Poll: Most Americans think Mueller, McGahn should testify before Congress

McGahn's name plate sits on the witness table prior to a House Judiciary Committee hearing in which he was subpoenaed to testify on May 21. Photo: Alex Wong/Getty Images

Most Americans believe special counsel Robert Mueller and former White House counsel Don McGahn should testify before Congress, even as a slight majority also think "Congress should move on to other issues," according to a new Monmouth University poll.

Why it matters, via a statement from Patrick Murray, director of the Monmouth University Polling Institute: "This investigation has become so pervasive that it is seen as distracting Congress from the business of governing. ... [F]urther stonewalling by the Trump administration could actually pay off in short-term political losses for the Democrats as they get bogged down in legal battles over subpoenas."

By the numbers: 73% of Americans believe Mueller should testify before Congress, and 67% of Americans believe McGahn should do so. 69% say Congress should get a full version of the Mueller report along with supporting documents.

  • 39% of Americans believe President Trump should be impeached and compelled to leave the presidency, but 56% disagree.

The backdrop: McGahn's refusal to testify this week has been a tipping point in calls for impeachment by House Democrats.
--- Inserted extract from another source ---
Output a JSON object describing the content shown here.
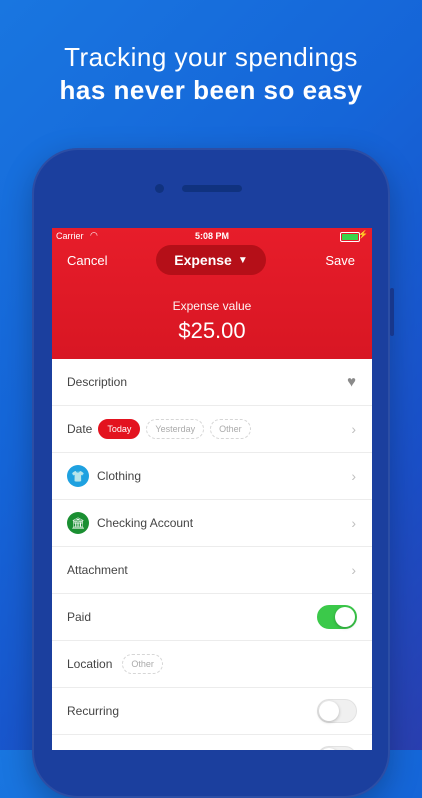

Mueller's team reportedly wants to avoid the appearance of partisanship if he testifies, but top Democrats like House Judiciary Chairman Jerry Nadler are calling for Mueller to discuss his report publicly.

Go deeper: McGahn's lawyer tells House panel he will defy congressional subpoena

Go deeper

Updated 22 mins ago - Politics & Policy

Coronavirus dashboard

Illustration: Sarah Grillo/Axios

  1. Global: Total confirmed cases as of 3 p.m. ET: 6,804,044 — Total deaths: 362,678 — Total recoveries — 2,788,806Map.
  2. U.S.: Total confirmed cases as of 3 p.m. ET: 1,909,077 — Total deaths: 109,497 — Total recoveries: 491,706 — Total tested: 19,231,444Map.
  3. Public health: Some people are drinking and inhaling cleaning products in attempt to fight coronavirus, CDC says Fauci: "Very concerned" about spread of virus amid George Floyd protests — Cities offer free testing for protesters.
  4. Tech: The pandemic is accelerating next-generation disease diagnostics — Robotics looks to copy software-as-a-service model as use of robots accelerates.
  5. Business: Sports, film production in California to resume June 12 after 3-month hiatus.
  6. Education: Students and teachers flunked remote learning.

In photos: George Floyd's North Carolina memorial service

The remains of George Floyd are brought into Cape Fear Conference B Church. Photo: Ed Clemente/POOL/AFP via Getty Images

Hundreds gathered in Raeford, North Carolina to honor George Floyd, whose death in Minneapolis nearly two weeks ago has sparked nationwide protests against police brutality.

The state of play: This is the second memorial for Floyd. A number of his family members remain in Raeford, including his sister. He was born in Fayetteville, North Carolina, The News and Observer reports.

George Floyd updates

A protester holds a placard reading "Covid kills People, Racism kills Communities" as they attend a demonstration in Manchester, northern England, on June 6, to show solidarity with the Black Lives Matter movement in the wake of the killing of George Floyd. Photo: Paul Ellis/Contributor.

Thousands are gathering for a day of protests in Washington, D.C., almost two weeks after George Floyd's killing. Protesters in Australia and Europe staged anti-racism demonstrations on Saturday as well.

What's happening: A memorial service for Floyd is taking place in Raeford, North Carolina — near where he was born. Gov. Roy Cooper ordered all flags to fly at half-staff to honor Floyd until sunset. Thousands of demonstrators have gathered in Philadelphia and Chicago.